**Data for analysis:**
::::::

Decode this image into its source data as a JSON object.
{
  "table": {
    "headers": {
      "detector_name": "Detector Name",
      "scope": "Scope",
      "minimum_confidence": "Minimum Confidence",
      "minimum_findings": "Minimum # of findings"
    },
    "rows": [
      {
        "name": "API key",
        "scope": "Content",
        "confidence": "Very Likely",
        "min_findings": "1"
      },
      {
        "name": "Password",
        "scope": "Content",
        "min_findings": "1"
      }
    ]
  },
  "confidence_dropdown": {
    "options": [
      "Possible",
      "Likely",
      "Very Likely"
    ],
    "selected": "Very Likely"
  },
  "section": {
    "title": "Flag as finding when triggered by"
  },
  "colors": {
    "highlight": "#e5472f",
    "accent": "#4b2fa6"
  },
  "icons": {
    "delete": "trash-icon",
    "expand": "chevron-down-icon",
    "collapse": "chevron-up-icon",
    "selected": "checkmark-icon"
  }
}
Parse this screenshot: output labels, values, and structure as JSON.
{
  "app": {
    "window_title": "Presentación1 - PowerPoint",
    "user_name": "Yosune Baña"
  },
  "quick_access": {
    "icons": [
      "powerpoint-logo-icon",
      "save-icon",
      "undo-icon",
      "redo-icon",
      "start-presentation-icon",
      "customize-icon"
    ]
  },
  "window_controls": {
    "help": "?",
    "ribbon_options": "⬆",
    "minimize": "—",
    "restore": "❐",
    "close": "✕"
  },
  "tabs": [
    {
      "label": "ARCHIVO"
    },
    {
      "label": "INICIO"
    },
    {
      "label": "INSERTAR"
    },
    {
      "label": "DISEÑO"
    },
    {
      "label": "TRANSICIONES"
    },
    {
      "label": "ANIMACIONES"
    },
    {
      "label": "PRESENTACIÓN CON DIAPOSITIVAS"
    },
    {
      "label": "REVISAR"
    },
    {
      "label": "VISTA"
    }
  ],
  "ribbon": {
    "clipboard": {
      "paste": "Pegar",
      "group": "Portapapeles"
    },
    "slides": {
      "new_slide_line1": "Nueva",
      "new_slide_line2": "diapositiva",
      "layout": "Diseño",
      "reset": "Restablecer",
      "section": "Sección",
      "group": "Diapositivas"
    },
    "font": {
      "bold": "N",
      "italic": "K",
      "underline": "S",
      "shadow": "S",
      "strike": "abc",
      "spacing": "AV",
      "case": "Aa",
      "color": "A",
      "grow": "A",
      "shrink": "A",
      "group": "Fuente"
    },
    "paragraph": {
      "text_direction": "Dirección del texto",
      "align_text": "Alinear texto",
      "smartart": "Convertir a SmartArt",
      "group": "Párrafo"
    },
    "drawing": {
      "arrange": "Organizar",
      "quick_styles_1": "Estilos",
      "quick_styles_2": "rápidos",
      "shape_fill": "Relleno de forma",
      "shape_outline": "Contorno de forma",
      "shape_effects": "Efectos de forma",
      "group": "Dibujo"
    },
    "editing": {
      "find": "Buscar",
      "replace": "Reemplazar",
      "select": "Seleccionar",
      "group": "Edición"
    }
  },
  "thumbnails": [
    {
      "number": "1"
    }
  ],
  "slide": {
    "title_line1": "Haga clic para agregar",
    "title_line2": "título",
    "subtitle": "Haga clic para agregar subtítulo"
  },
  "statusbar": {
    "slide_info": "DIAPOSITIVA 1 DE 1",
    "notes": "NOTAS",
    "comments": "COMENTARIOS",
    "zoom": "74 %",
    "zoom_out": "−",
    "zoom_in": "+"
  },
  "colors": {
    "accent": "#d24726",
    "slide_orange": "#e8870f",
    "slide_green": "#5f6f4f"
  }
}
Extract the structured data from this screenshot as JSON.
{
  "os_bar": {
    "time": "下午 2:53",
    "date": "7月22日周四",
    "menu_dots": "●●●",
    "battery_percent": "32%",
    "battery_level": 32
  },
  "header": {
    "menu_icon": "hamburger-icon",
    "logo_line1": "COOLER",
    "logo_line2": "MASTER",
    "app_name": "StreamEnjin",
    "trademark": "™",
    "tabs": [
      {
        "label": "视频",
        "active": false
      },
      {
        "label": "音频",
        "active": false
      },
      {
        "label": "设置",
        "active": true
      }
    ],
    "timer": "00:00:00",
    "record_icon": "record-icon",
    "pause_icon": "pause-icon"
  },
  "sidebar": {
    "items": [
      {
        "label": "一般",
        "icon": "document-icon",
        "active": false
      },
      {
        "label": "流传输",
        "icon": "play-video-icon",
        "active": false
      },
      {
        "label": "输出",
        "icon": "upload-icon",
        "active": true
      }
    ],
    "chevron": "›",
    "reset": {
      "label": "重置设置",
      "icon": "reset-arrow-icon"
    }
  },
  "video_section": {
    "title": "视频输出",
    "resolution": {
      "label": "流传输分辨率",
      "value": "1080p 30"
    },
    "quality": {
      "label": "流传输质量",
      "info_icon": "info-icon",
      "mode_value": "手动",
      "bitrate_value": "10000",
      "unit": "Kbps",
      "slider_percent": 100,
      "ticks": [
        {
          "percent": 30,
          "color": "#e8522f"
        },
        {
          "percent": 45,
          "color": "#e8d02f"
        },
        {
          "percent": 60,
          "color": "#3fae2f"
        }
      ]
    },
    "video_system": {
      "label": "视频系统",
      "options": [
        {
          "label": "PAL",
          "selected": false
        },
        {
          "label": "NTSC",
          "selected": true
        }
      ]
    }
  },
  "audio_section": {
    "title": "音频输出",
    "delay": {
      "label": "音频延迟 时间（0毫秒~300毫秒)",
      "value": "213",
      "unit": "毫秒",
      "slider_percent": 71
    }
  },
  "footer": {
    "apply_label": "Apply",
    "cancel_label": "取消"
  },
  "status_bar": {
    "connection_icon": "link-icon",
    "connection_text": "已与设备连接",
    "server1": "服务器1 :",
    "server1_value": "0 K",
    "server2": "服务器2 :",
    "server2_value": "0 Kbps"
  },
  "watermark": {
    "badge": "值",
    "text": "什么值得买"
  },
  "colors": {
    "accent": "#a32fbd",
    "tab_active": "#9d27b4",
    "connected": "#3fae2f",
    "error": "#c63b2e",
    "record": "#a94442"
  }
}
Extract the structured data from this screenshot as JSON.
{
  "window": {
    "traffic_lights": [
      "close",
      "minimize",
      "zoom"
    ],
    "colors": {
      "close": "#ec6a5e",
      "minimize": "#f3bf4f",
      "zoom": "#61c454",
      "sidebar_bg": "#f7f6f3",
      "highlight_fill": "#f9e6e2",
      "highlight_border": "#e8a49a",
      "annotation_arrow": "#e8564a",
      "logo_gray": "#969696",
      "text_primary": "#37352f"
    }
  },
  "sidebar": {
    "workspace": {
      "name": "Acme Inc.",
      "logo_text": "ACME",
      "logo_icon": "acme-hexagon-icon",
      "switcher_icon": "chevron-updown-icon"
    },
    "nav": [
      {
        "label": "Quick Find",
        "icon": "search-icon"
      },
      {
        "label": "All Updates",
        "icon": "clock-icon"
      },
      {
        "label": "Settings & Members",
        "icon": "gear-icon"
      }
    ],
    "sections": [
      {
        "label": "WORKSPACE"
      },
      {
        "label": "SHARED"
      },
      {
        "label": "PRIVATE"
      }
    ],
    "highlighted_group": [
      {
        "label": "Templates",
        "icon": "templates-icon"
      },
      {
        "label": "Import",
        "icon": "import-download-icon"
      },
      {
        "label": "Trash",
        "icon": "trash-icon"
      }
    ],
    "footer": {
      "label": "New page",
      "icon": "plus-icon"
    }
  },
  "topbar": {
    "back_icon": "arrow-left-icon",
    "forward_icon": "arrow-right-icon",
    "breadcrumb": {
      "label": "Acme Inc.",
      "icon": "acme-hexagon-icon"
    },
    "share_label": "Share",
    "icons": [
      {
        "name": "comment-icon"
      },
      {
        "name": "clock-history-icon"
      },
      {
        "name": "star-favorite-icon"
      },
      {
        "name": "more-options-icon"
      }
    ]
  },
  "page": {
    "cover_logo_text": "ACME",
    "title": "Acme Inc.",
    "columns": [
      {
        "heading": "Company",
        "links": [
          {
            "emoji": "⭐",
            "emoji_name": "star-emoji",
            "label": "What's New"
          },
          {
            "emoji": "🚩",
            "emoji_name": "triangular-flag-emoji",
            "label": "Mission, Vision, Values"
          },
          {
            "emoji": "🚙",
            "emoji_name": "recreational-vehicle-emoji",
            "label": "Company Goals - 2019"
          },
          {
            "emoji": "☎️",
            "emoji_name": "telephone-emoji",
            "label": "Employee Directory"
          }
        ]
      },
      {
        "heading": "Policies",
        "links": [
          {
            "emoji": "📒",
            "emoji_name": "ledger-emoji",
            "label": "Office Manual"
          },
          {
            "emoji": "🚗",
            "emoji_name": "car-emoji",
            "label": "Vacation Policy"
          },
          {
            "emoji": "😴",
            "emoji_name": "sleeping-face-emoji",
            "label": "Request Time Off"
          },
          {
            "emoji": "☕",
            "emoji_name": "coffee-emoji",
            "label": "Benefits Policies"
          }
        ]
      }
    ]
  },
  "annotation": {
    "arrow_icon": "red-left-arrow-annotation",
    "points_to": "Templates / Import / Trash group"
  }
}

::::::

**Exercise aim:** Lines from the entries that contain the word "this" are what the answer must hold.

**Task result:**
Decode this image into its source data as a JSON object.
Parse this screenshot: output labels, values, and structure as JSON.
Extract the structured data from this screenshot as JSON.
Extract the structured data from this screenshot as JSON.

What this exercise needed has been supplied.